Coiffure…Big Macintosh had never heard that word before. It was a very pretty word; he liked the way it rolled deliciously off Rarity's tongue.

"And you!" she shouted suddenly, jumping up once more. "Oh, I must consider your hair! It's going to have to look fantastic."

"But ah like mah mane the way it is," he told her nervously.

"No, no…" she scolded, brushing it off his face with her glowing horn. "I definitely think you should have it back…your suit will bring out your green eyes so splendidly."

"Mah eyes are green?"

"Oh, darling!" Rarity stepped back and stared at him in horror. "You don't know the colour of your own eyes?"

Big Macintosh shrugged. "Ah've never needed to."

"But…but don't you have mirrors at your farm?"

"None that ah use," he admitted. "Ah always thought they might be sorta orangey-lookin', like li'l Apple Bloom's."

"Well, I – "

"Your eyes are a mighty fine purple, Miss Rarity," he added.

"It's quite all right, Macintosh, I have a mirror," she trilled. "But…thank you very much," she added, smiling.

They sat in comfortable silence, Big Macintosh staring curiously at each outfit in turn, trying to envision each of his siblings in them. Rarity, for her part, sat quietly sipping her lemonade, staring surreptitiously at the stallion with curiosity in her large eyes.

After a while, Big Macintosh turned to look at her once more. "Miss Rarity, would it be quite all right if – "

Immediately Rarity's often rather overactive imagination sprang into action. If she were to go with him to the Gala? Accompany him on a walk around the fields? Go back to the farm for some apple cider? Oh my! It was all quite too much! She fanned herself with one hoof. "Oh, Macintosh, I am sorry. Maybe another time, it's – "

He blinked. "Oh. Well tha's all right, Miss Rarity. Them apples can wait, ah guess."

"After all, we barely know – what?"

"Ah don't have to leave right now, if yer still need me here," he explained patiently. "It's jes' that Applejack was wantin' me home early today, on account of the red apples bein' in need of some prunin'."

"Oh! Oh my, I see!" Rarity hastily composed herself, and swept the glasses of lemonade away. "No, Macintosh, of course! You may go, I have all your measurements, and will start work on the sewing forthwith."

He scrambled to his feet and bowed gratefully. "Ah thank ye kindly, Miss Rarity. 'Tis most ahpreciated."

She giggled girlishly behind one hoof. So gallant! "Why, Big Macintosh, I do believe you will fit in just perfectly with the ponies at the Gala!"

He paused with one hoof on the door. "Do yer really think so?"

"I know so," she said firmly, pulling a spool of thread from a box. "Your manners are impeccable."

"Well ah do try," he said humbly. "Granny Smith always said that a li'l manners takes a pony far."

"Granny Smith would be quite right," ascertained Rarity. "They are going to love you at the Gala."

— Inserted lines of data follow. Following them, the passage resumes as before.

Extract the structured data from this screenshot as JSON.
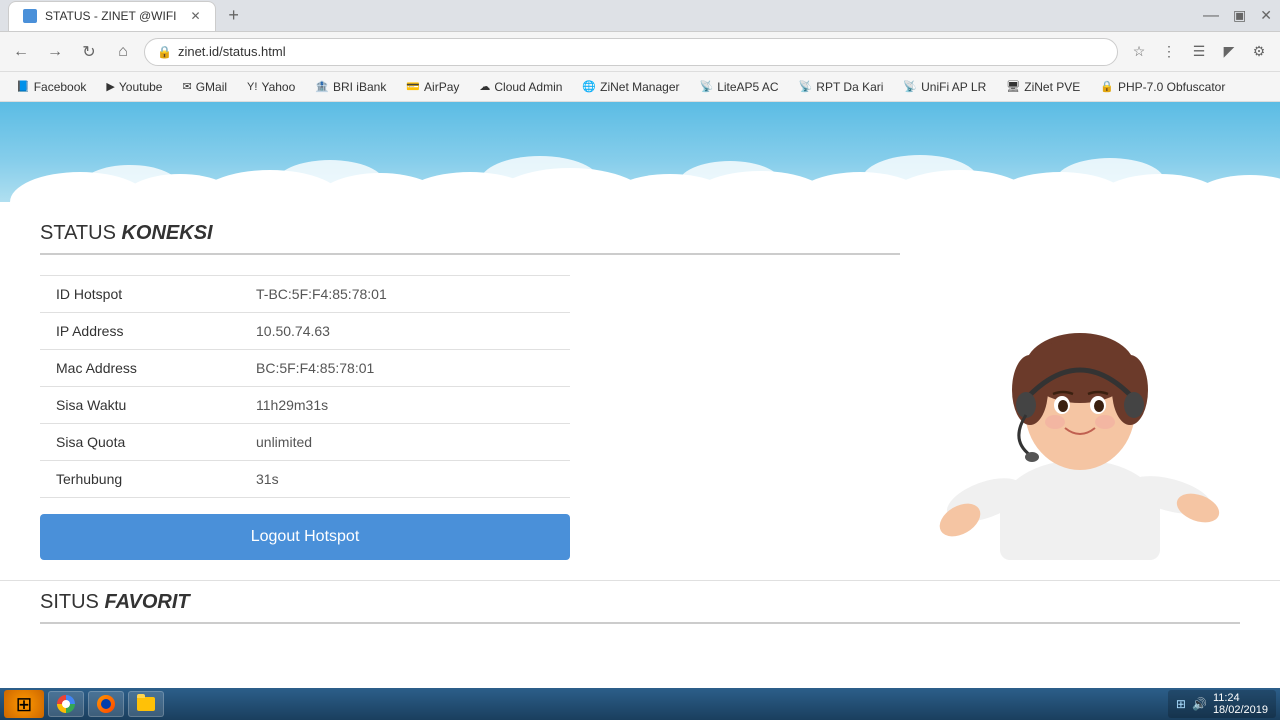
{
  "browser": {
    "tab_title": "STATUS - ZINET @WIFI",
    "url": "zinet.id/status.html",
    "new_tab_label": "+"
  },
  "bookmarks": [
    {
      "label": "Facebook",
      "color": "#3b5998"
    },
    {
      "label": "Youtube",
      "color": "#ff0000"
    },
    {
      "label": "GMail",
      "color": "#ea4335"
    },
    {
      "label": "Yahoo",
      "color": "#6001d2"
    },
    {
      "label": "BRI iBank",
      "color": "#003087"
    },
    {
      "label": "AirPay",
      "color": "#00aaff"
    },
    {
      "label": "Cloud Admin",
      "color": "#4a90d9"
    },
    {
      "label": "ZiNet Manager",
      "color": "#2ecc71"
    },
    {
      "label": "LiteAP5 AC",
      "color": "#888"
    },
    {
      "label": "RPT Da Kari",
      "color": "#888"
    },
    {
      "label": "UniFi AP LR",
      "color": "#888"
    },
    {
      "label": "ZiNet PVE",
      "color": "#e74c3c"
    },
    {
      "label": "PHP-7.0 Obfuscator",
      "color": "#8e44ad"
    }
  ],
  "page": {
    "status_title": "STATUS ",
    "status_title_em": "KONEKSI",
    "fields": [
      {
        "label": "ID Hotspot",
        "value": "T-BC:5F:F4:85:78:01"
      },
      {
        "label": "IP Address",
        "value": "10.50.74.63"
      },
      {
        "label": "Mac Address",
        "value": "BC:5F:F4:85:78:01"
      },
      {
        "label": "Sisa Waktu",
        "value": "11h29m31s"
      },
      {
        "label": "Sisa Quota",
        "value": "unlimited"
      },
      {
        "label": "Terhubung",
        "value": "31s"
      }
    ],
    "logout_btn": "Logout Hotspot",
    "situs_title": "SITUS ",
    "situs_title_em": "FAVORIT"
  },
  "taskbar": {
    "time": "11:24",
    "date": "18/02/2019"
  }
}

After a pause, Big Macintosh replied, "and ahm sure they'd all jes love you down at the farm."

Again, Rarity giggled in that way he found so fascinating. Why didn't Applejack ever giggle like that? "Well, I'll be sure to make a visit sometime."

"We'd like that verrae much, Miss Rarity. Y'all take care now."

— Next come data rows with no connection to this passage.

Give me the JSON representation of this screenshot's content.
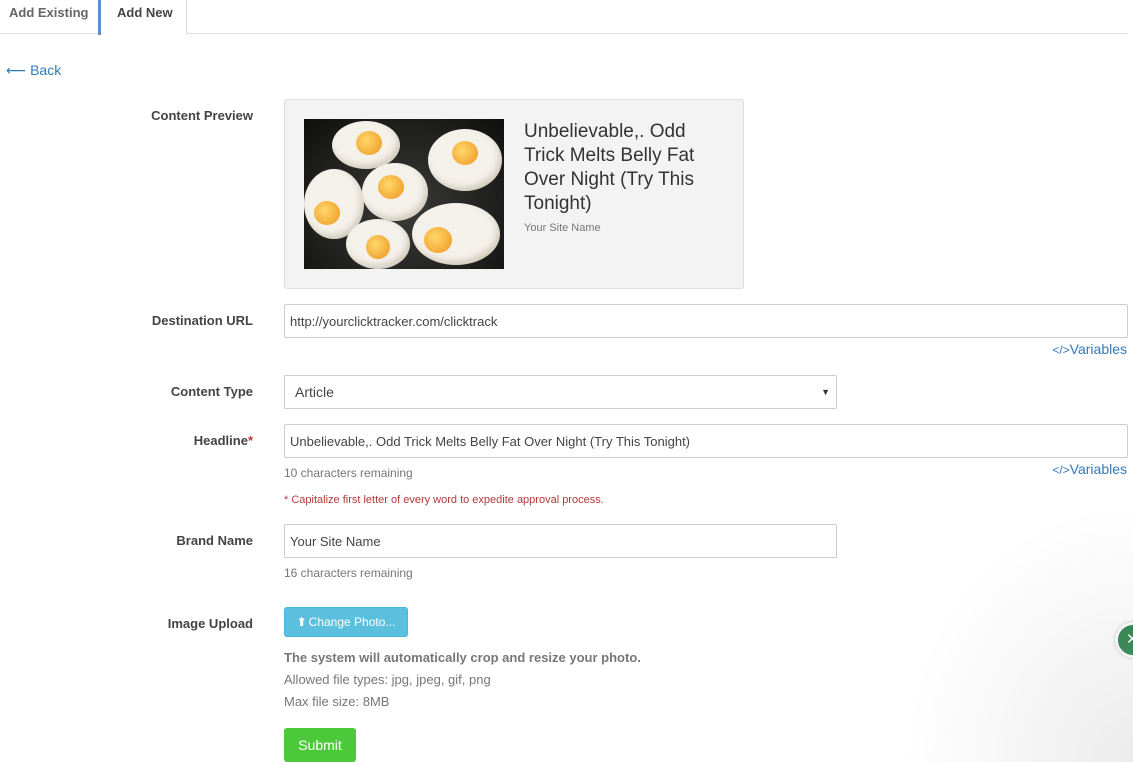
{
  "tabs": [
    {
      "label": "Add Existing",
      "active": false
    },
    {
      "label": "Add New",
      "active": true
    }
  ],
  "back": {
    "arrow": "⟵",
    "label": "Back"
  },
  "labels": {
    "content_preview": "Content Preview",
    "destination_url": "Destination URL",
    "content_type": "Content Type",
    "headline": "Headline",
    "headline_required": "*",
    "brand_name": "Brand Name",
    "image_upload": "Image Upload"
  },
  "preview": {
    "image_icon": "fried-eggs-image",
    "title": "Unbelievable,. Odd Trick Melts Belly Fat Over Night (Try This Tonight)",
    "brand": "Your Site Name"
  },
  "destination_url": {
    "value": "http://yourclicktracker.com/clicktrack"
  },
  "variables_link": {
    "icon": "</>",
    "label": "Variables"
  },
  "content_type": {
    "selected": "Article"
  },
  "headline": {
    "value": "Unbelievable,. Odd Trick Melts Belly Fat Over Night (Try This Tonight)",
    "remaining": "10 characters remaining",
    "warning": "* Capitalize first letter of every word to expedite approval process."
  },
  "brand_name": {
    "value": "Your Site Name",
    "remaining": "16 characters remaining"
  },
  "image_upload": {
    "button_label": "Change Photo...",
    "note_bold": "The system will automatically crop and resize your photo.",
    "allowed_types": "Allowed file types: jpg, jpeg, gif, png",
    "max_size": "Max file size: 8MB"
  },
  "submit_label": "Submit",
  "colors": {
    "link": "#337ab7",
    "info_button": "#5bc0de",
    "submit_button": "#4cc93a",
    "required": "#c9302c",
    "tab_accent": "#5a8fd0"
  }
}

"See you in a few days." Rarity allowed herself to be distracted by sewing up the first seam on Apple Brioche's waistcoat.

"Miaow." Opalescent settled herself on the stool, and fixed her owner with an almost knowing look.